There is sympathy, of course. Yet it seems to go a shade deeper than that, something approaching an experience-hardened confidence that the rebuilding of structures and spirit is sure to follow.
Such was the backdrop to a dedication along one of San Francisco's boulevards just a few days ago. It marked the refurbishment of an ornate, bronze-colored fountain that, despite its modest size, is a powerful and constant reminder to San Franciscans of what it means to pick up the pieces and carry on.
Distant disasters added some poignancy to the day, but the rededication of Lotta's Fountain was more a celebration than a commemoration.
Against a slapping wind and under gray skies so typical of summer in San Francisco, about 200 people gathered at noon to cheer as a white cape dropped from Lotta's Fountain, painstakingly restored after years of neglect.

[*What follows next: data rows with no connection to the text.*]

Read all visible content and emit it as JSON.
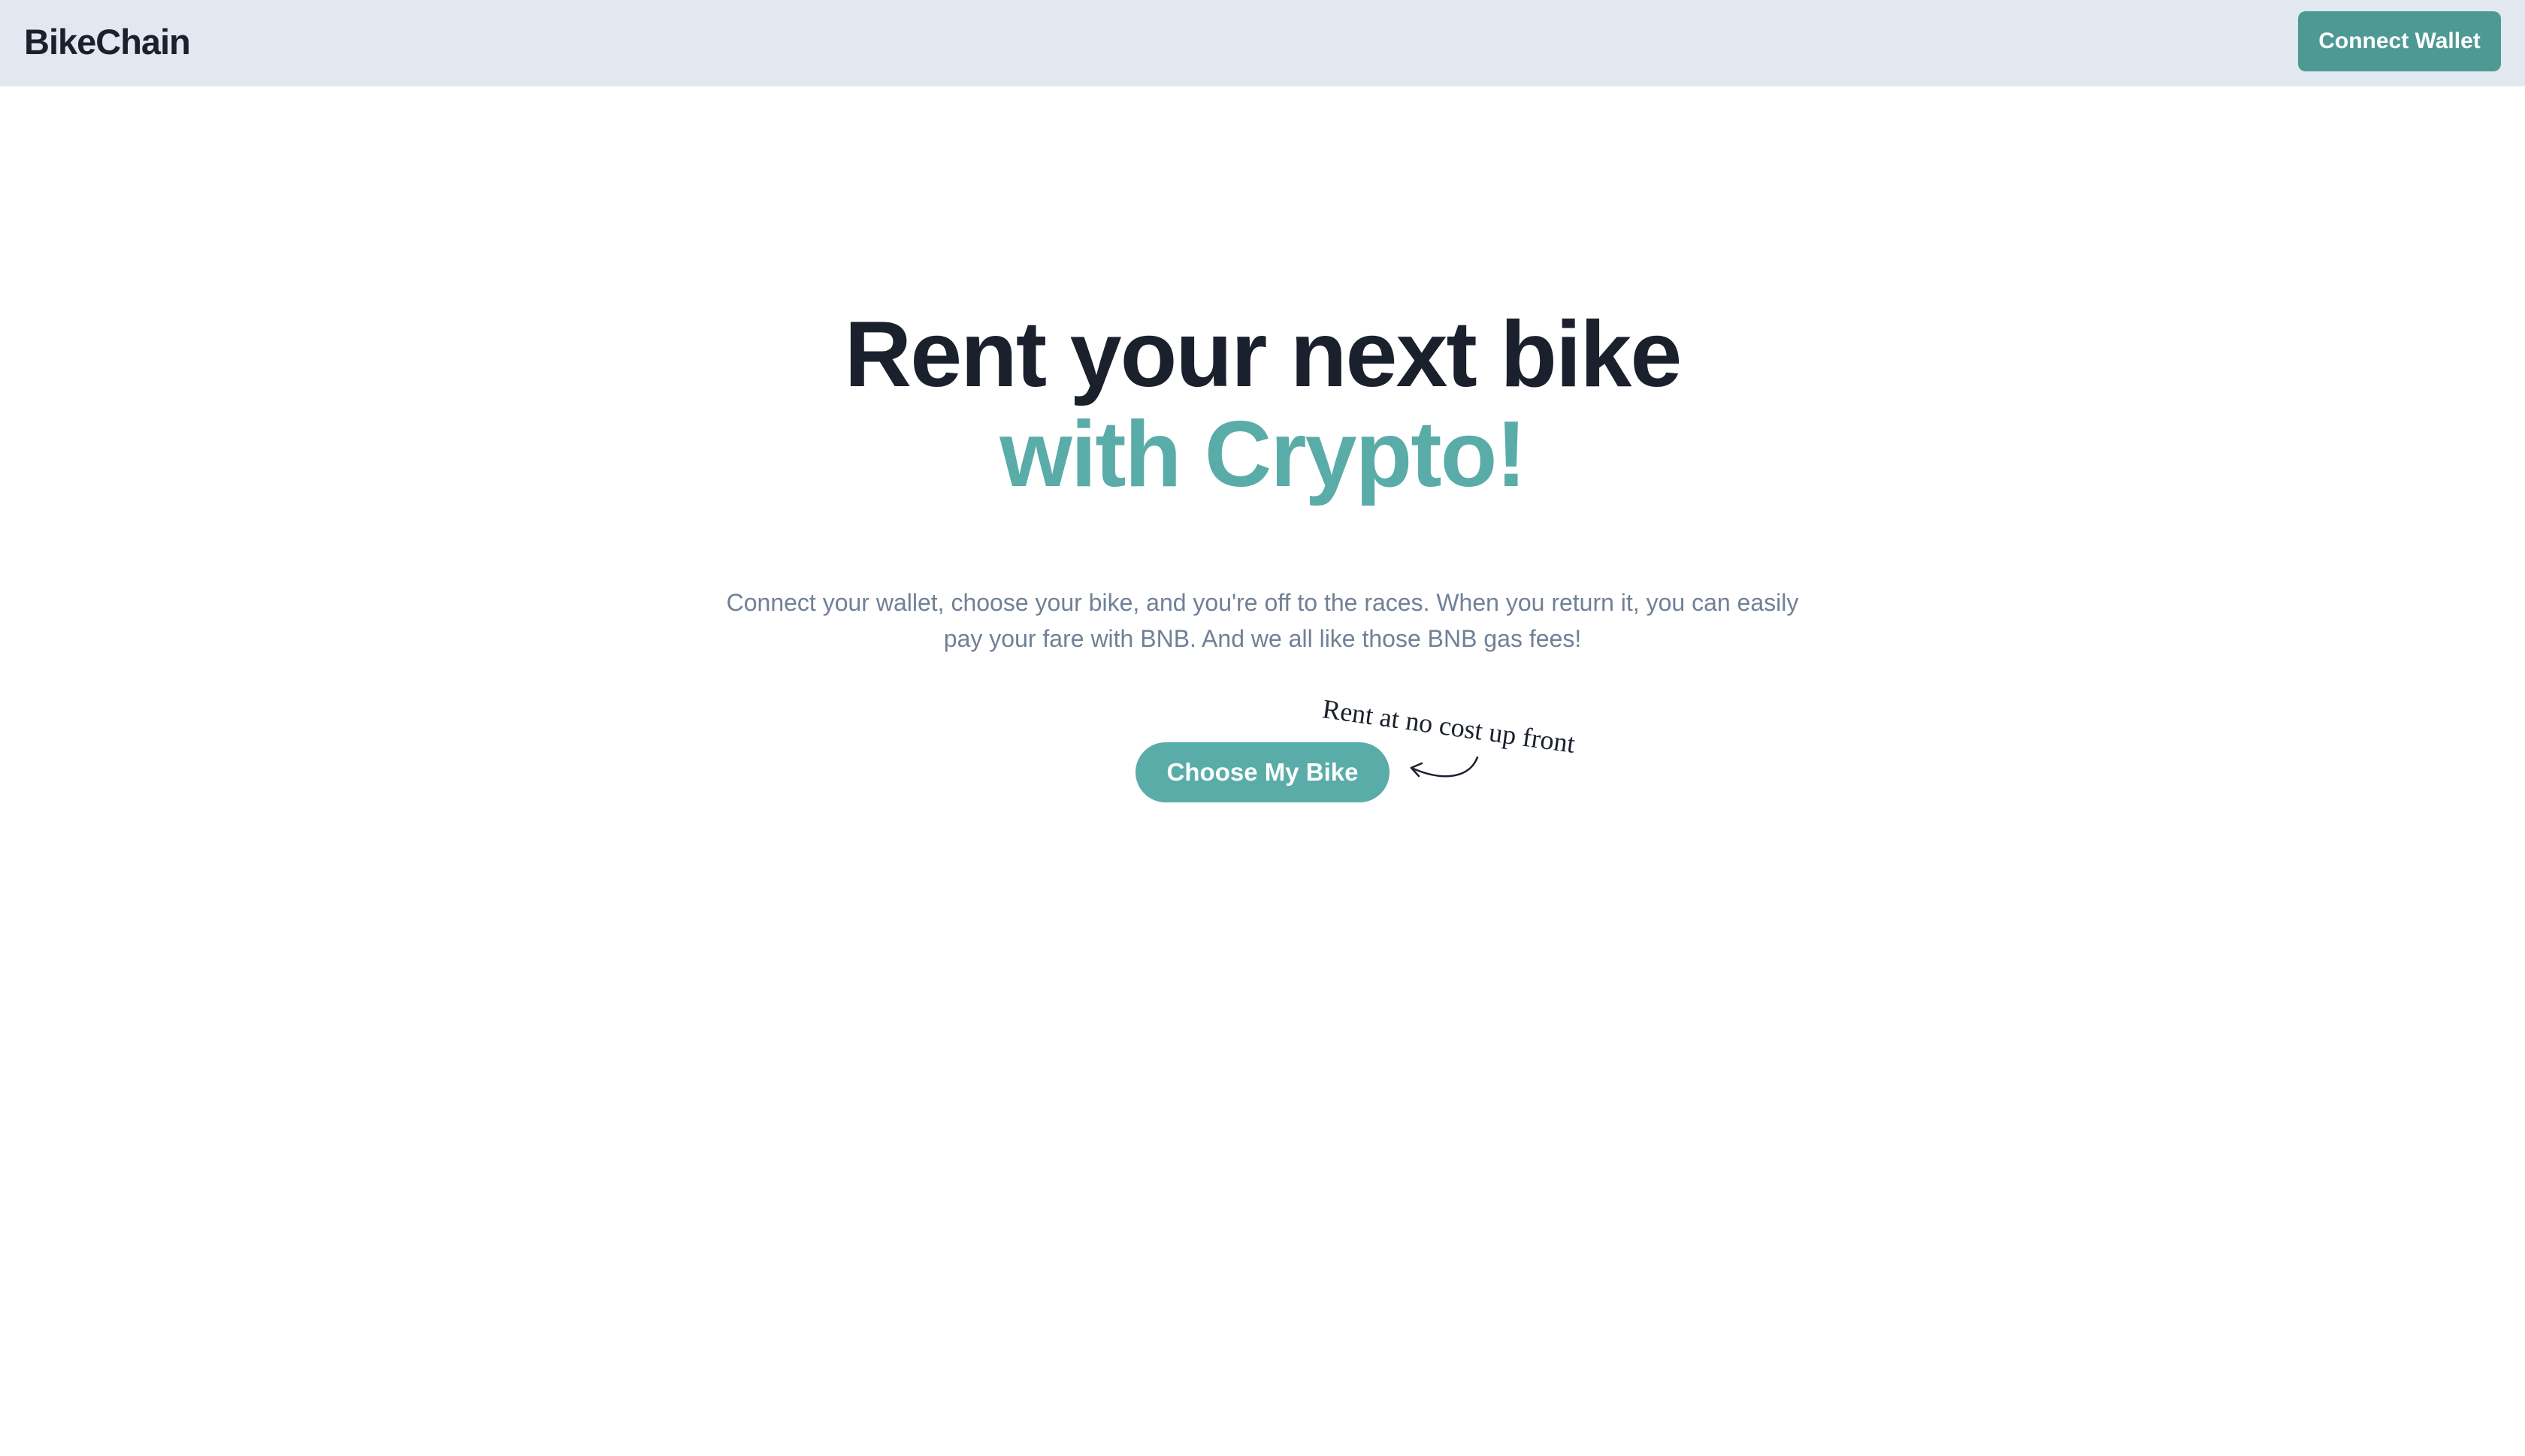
{
  "header": {
    "brand": "BikeChain",
    "connect_label": "Connect Wallet"
  },
  "hero": {
    "headline_line1": "Rent your next bike",
    "headline_line2": "with Crypto!",
    "description": "Connect your wallet, choose your bike, and you're off to the races. When you return it, you can easily pay your fare with BNB. And we all like those BNB gas fees!",
    "cta_label": "Choose My Bike",
    "annotation": "Rent at no cost up front"
  },
  "colors": {
    "accent": "#5aaca8",
    "button_dark": "#4e9994",
    "nav_bg": "#e2e8f0",
    "text_dark": "#1a202c",
    "text_muted": "#718096"
  },
  "icons": {
    "annotation_arrow": "curved-arrow-icon"
  }
}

"This is where you came to hang after the great quake," Mayor Willie Brown reminded the crowd. Indeed, as much of the city lay in smoking ruins after the 1906 disaster, the fountain served as the city's central meeting place where people could relocate loved ones and just commiserate.

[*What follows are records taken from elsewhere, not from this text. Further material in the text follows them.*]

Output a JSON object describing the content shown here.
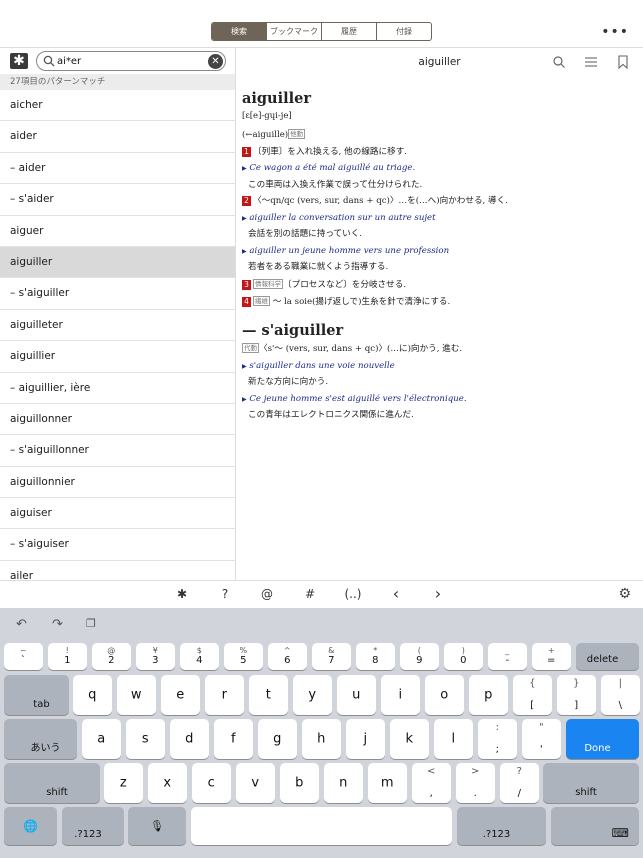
{
  "toolbar": {
    "tabs": [
      "検索",
      "ブックマーク",
      "履歴",
      "付録"
    ],
    "more": "•••"
  },
  "search": {
    "wildcard_btn": "✱",
    "query": "ai*er",
    "match_text": "27項目のパターンマッチ"
  },
  "results": [
    "aicher",
    "aider",
    "– aider",
    "– s'aider",
    "aiguer",
    "aiguiller",
    "– s'aiguiller",
    "aiguilleter",
    "aiguillier",
    "– aiguillier, ière",
    "aiguillonner",
    "– s'aiguillonner",
    "aiguillonnier",
    "aiguiser",
    "– s'aiguiser",
    "ailer"
  ],
  "selected_index": 5,
  "entry": {
    "header_title": "aiguiller",
    "headword": "aiguiller",
    "pron": "[ɛ[e]-gɥi-je]",
    "origin": "(←aiguille)",
    "pos_tag": "他動",
    "s1_num": "1",
    "s1_text": "〔列車〕を入れ換える, 他の線路に移す.",
    "s1_ex_fr": "Ce wagon a été mal aiguillé au triage.",
    "s1_ex_ja": "この車両は入換え作業で誤って仕分けられた.",
    "s2_num": "2",
    "s2_text": "〈～qn/qc (vers, sur, dans + qc)〉…を(…へ)向かわせる, 導く.",
    "s2_ex1_fr": "aiguiller la conversation sur un autre sujet",
    "s2_ex1_ja": "会話を別の話題に持っていく.",
    "s2_ex2_fr": "aiguiller un jeune homme vers une profession",
    "s2_ex2_ja": "若者をある職業に就くよう指導する.",
    "s3_num": "3",
    "s3_tag": "情報科学",
    "s3_text": "〔プロセスなど〕を分岐させる.",
    "s4_num": "4",
    "s4_tag": "繊維",
    "s4_text": "～ la soie(揚げ返しで)生糸を針で清浄にする.",
    "sub_headword": "— s'aiguiller",
    "sub_tag": "代動",
    "sub_text": "〈s'～ (vers, sur, dans + qc)〉(…に)向かう, 進む.",
    "sub_ex1_fr": "s'aiguiller dans une voie nouvelle",
    "sub_ex1_ja": "新たな方向に向かう.",
    "sub_ex2_fr": "Ce jeune homme s'est aiguillé vers l'électronique.",
    "sub_ex2_ja": "この青年はエレクトロニクス関係に進んだ."
  },
  "symbols": [
    "✱",
    "?",
    "@",
    "#",
    "(..)",
    "‹",
    "›"
  ],
  "keyboard": {
    "num_row": [
      [
        "~",
        "`"
      ],
      [
        "!",
        "1"
      ],
      [
        "@",
        "2"
      ],
      [
        "¥",
        "3"
      ],
      [
        "$",
        "4"
      ],
      [
        "%",
        "5"
      ],
      [
        "^",
        "6"
      ],
      [
        "&",
        "7"
      ],
      [
        "*",
        "8"
      ],
      [
        "(",
        "9"
      ],
      [
        ")",
        "0"
      ],
      [
        "_",
        "-"
      ],
      [
        "+",
        "="
      ]
    ],
    "delete": "delete",
    "tab": "tab",
    "q_row": [
      "q",
      "w",
      "e",
      "r",
      "t",
      "y",
      "u",
      "i",
      "o",
      "p"
    ],
    "q_extra": [
      [
        "{",
        "["
      ],
      [
        "}",
        "]"
      ],
      [
        "|",
        "\\"
      ]
    ],
    "aiu": "あいう",
    "a_row": [
      "a",
      "s",
      "d",
      "f",
      "g",
      "h",
      "j",
      "k",
      "l"
    ],
    "a_extra": [
      [
        ":",
        ";"
      ],
      [
        "\"",
        "'"
      ]
    ],
    "done": "Done",
    "shift": "shift",
    "z_row": [
      "z",
      "x",
      "c",
      "v",
      "b",
      "n",
      "m"
    ],
    "z_extra": [
      [
        "<",
        ","
      ],
      [
        ">",
        "."
      ],
      [
        "?",
        "/"
      ]
    ],
    "num_toggle": ".?123"
  }
}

Like the hub of a wheel, Lotta's Fountain provided the core from which the spokes of renewal could emanate. And that link with the rebuilding spirit has never been forgotten. Each April, a small group of locals who were around during the 1906 quake gather around the fountain in the early morning hours.

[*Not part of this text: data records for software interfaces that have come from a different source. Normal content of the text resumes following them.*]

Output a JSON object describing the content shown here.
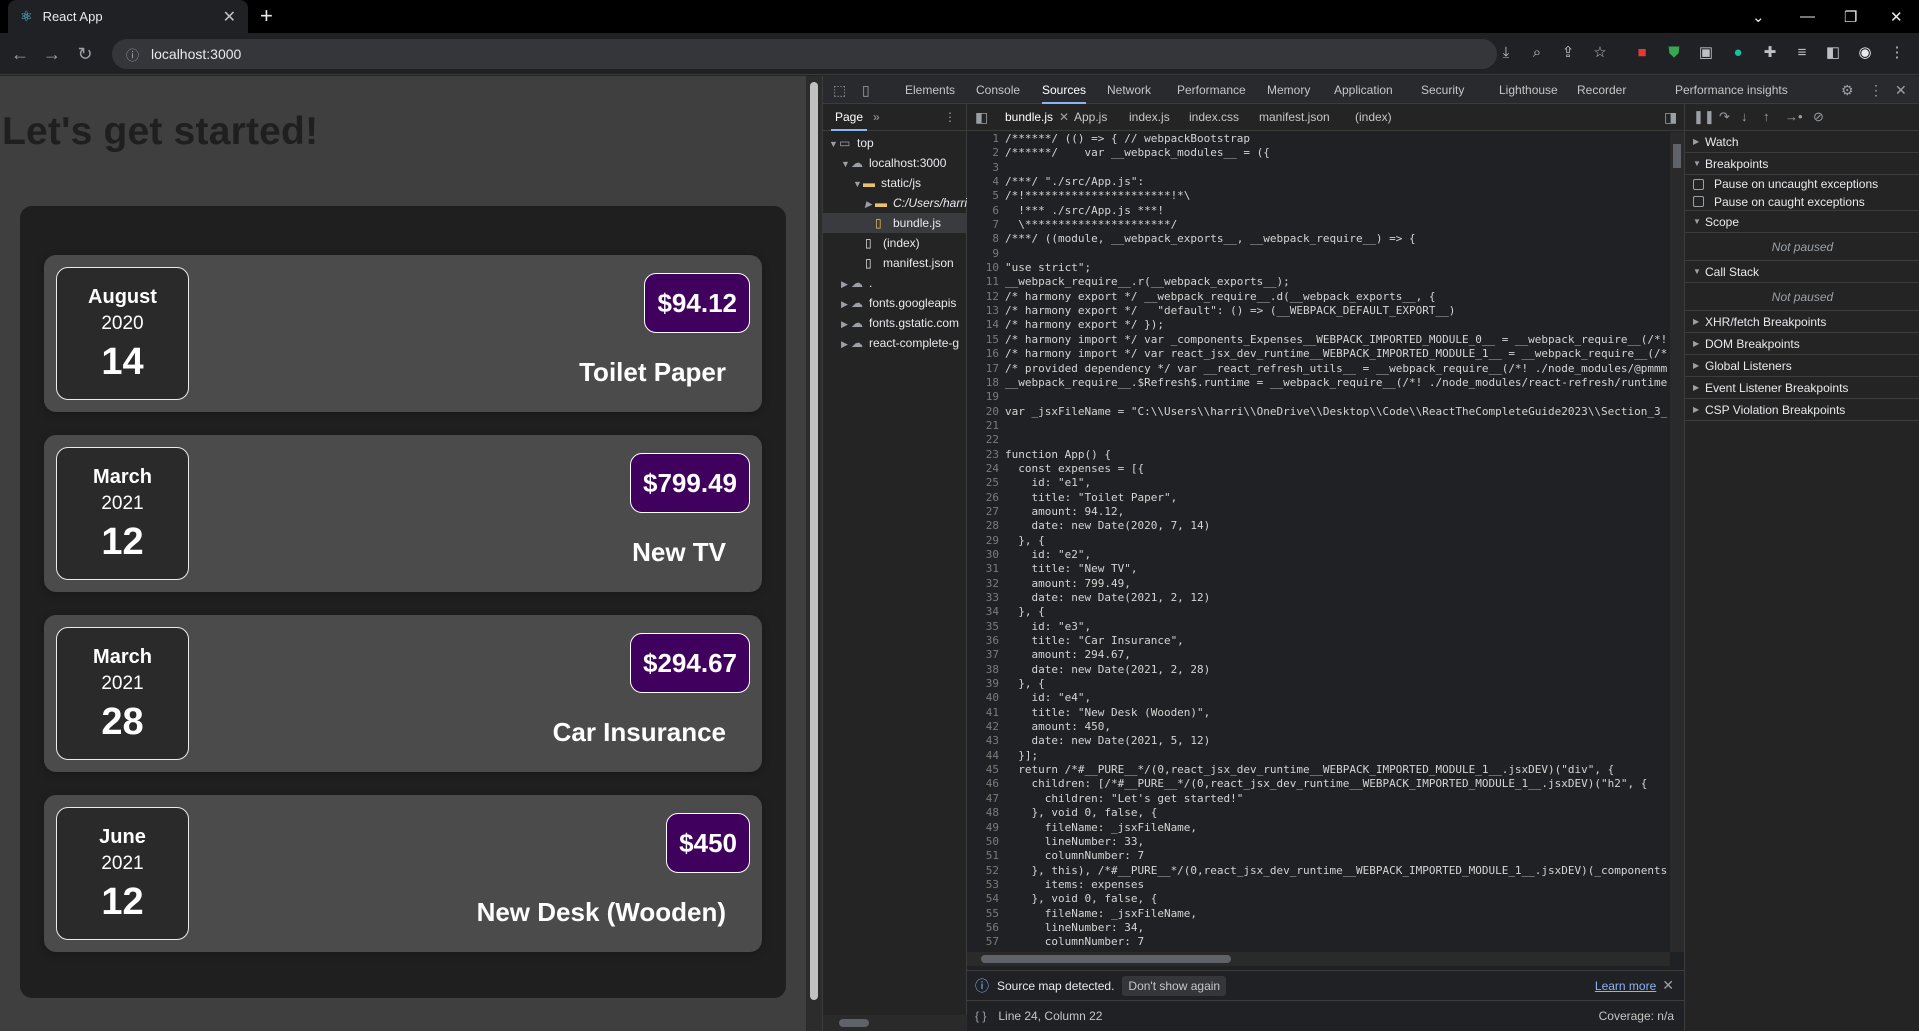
{
  "browser": {
    "tab_title": "React App",
    "url": "localhost:3000"
  },
  "app": {
    "heading": "Let's get started!",
    "expenses": [
      {
        "month": "August",
        "year": "2020",
        "day": "14",
        "amount": "$94.12",
        "title": "Toilet Paper"
      },
      {
        "month": "March",
        "year": "2021",
        "day": "12",
        "amount": "$799.49",
        "title": "New TV"
      },
      {
        "month": "March",
        "year": "2021",
        "day": "28",
        "amount": "$294.67",
        "title": "Car Insurance"
      },
      {
        "month": "June",
        "year": "2021",
        "day": "12",
        "amount": "$450",
        "title": "New Desk (Wooden)"
      }
    ]
  },
  "devtools": {
    "tabs": [
      "Elements",
      "Console",
      "Sources",
      "Network",
      "Performance",
      "Memory",
      "Application",
      "Security",
      "Lighthouse",
      "Recorder",
      "Performance insights"
    ],
    "active_tab": "Sources",
    "navigator": {
      "tab": "Page",
      "tree": [
        {
          "label": "top",
          "icon": "frame"
        },
        {
          "label": "localhost:3000",
          "icon": "cloud"
        },
        {
          "label": "static/js",
          "icon": "folder"
        },
        {
          "label": "C:/Users/harri",
          "icon": "folder"
        },
        {
          "label": "bundle.js",
          "icon": "js"
        },
        {
          "label": "(index)",
          "icon": "file"
        },
        {
          "label": "manifest.json",
          "icon": "file"
        },
        {
          "label": ".",
          "icon": "cloud"
        },
        {
          "label": "fonts.googleapis",
          "icon": "cloud"
        },
        {
          "label": "fonts.gstatic.com",
          "icon": "cloud"
        },
        {
          "label": "react-complete-g",
          "icon": "cloud"
        }
      ]
    },
    "editor_tabs": [
      "bundle.js",
      "App.js",
      "index.js",
      "index.css",
      "manifest.json",
      "(index)"
    ],
    "code_lines": [
      "/******/ (() => { // webpackBootstrap",
      "/******/    var __webpack_modules__ = ({",
      "",
      "/***/ \"./src/App.js\":",
      "/*!**********************!*\\",
      "  !*** ./src/App.js ***!",
      "  \\**********************/",
      "/***/ ((module, __webpack_exports__, __webpack_require__) => {",
      "",
      "\"use strict\";",
      "__webpack_require__.r(__webpack_exports__);",
      "/* harmony export */ __webpack_require__.d(__webpack_exports__, {",
      "/* harmony export */   \"default\": () => (__WEBPACK_DEFAULT_EXPORT__)",
      "/* harmony export */ });",
      "/* harmony import */ var _components_Expenses__WEBPACK_IMPORTED_MODULE_0__ = __webpack_require__(/*!",
      "/* harmony import */ var react_jsx_dev_runtime__WEBPACK_IMPORTED_MODULE_1__ = __webpack_require__(/*",
      "/* provided dependency */ var __react_refresh_utils__ = __webpack_require__(/*! ./node_modules/@pmmm",
      "__webpack_require__.$Refresh$.runtime = __webpack_require__(/*! ./node_modules/react-refresh/runtime",
      "",
      "var _jsxFileName = \"C:\\\\Users\\\\harri\\\\OneDrive\\\\Desktop\\\\Code\\\\ReactTheCompleteGuide2023\\\\Section_3_",
      "",
      "",
      "function App() {",
      "  const expenses = [{",
      "    id: \"e1\",",
      "    title: \"Toilet Paper\",",
      "    amount: 94.12,",
      "    date: new Date(2020, 7, 14)",
      "  }, {",
      "    id: \"e2\",",
      "    title: \"New TV\",",
      "    amount: 799.49,",
      "    date: new Date(2021, 2, 12)",
      "  }, {",
      "    id: \"e3\",",
      "    title: \"Car Insurance\",",
      "    amount: 294.67,",
      "    date: new Date(2021, 2, 28)",
      "  }, {",
      "    id: \"e4\",",
      "    title: \"New Desk (Wooden)\",",
      "    amount: 450,",
      "    date: new Date(2021, 5, 12)",
      "  }];",
      "  return /*#__PURE__*/(0,react_jsx_dev_runtime__WEBPACK_IMPORTED_MODULE_1__.jsxDEV)(\"div\", {",
      "    children: [/*#__PURE__*/(0,react_jsx_dev_runtime__WEBPACK_IMPORTED_MODULE_1__.jsxDEV)(\"h2\", {",
      "      children: \"Let's get started!\"",
      "    }, void 0, false, {",
      "      fileName: _jsxFileName,",
      "      lineNumber: 33,",
      "      columnNumber: 7",
      "    }, this), /*#__PURE__*/(0,react_jsx_dev_runtime__WEBPACK_IMPORTED_MODULE_1__.jsxDEV)(_components",
      "      items: expenses",
      "    }, void 0, false, {",
      "      fileName: _jsxFileName,",
      "      lineNumber: 34,",
      "      columnNumber: 7"
    ],
    "infobar": {
      "message": "Source map detected.",
      "dismiss": "Don't show again",
      "learn_more": "Learn more"
    },
    "status": {
      "position": "Line 24, Column 22",
      "coverage": "Coverage: n/a"
    },
    "debugger": {
      "watch": "Watch",
      "breakpoints": "Breakpoints",
      "pause_uncaught": "Pause on uncaught exceptions",
      "pause_caught": "Pause on caught exceptions",
      "scope": "Scope",
      "not_paused": "Not paused",
      "call_stack": "Call Stack",
      "sections": [
        "XHR/fetch Breakpoints",
        "DOM Breakpoints",
        "Global Listeners",
        "Event Listener Breakpoints",
        "CSP Violation Breakpoints"
      ]
    }
  }
}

Now, that tribute is as much one to the city's revitalization as to the fountain itself, which was once broadsided by a car and remained overshadowed for years by nearby development.
If midlife was somewhat inglorious for Lotta's Fountain, its start was not. It was given to the city in 1875 by actress and entertainer Lotta Crabtree who got her start in this city and showed her gratitude by sending the iron fountain by sailing ship from Philadelphia around Cape Horn.
Fashioned after a lighthouse prop from one of her plays, the fountain provided a social gathering place for people and horses. Flowing water and an attached tin cup made it something of a public luxury for each. Adding to its distinctiveness, a gas lantern burned in its crown.
In the wake of 1906, the fountain's profile grew, in part because as city historian Gladys Hansen points out, "most of the buildings around it went down."
In 1910 the fountain, located on Market Street several blocks west of the bay, served as backdrop for one of the largest outdoor gatherings the city had ever seen. Well known opera singer Madame Luisa Tetrazzini gave an outdoor performance that drew 250,000 people into the streets on a balmy Christmas Eve.
The restoration job was shepherded through by San Francisco Arts Commission program director Debra Lehane.
The fountain was in such disrepair it had to be dismantled and reassembled piece by piece, a process that took nearly two years. In the days before its rededication, Ms. Lehane was on site, overseeing the final touches for the city's oldest monument.
For Lehane, the fountain "is a bridge" from one century to the next.
For Ms. Hansen, the monument is "a symbol of survival," befitting a city with the phoenix on its flag.
(c) Copyright 1999. The Christian Science Publishing Society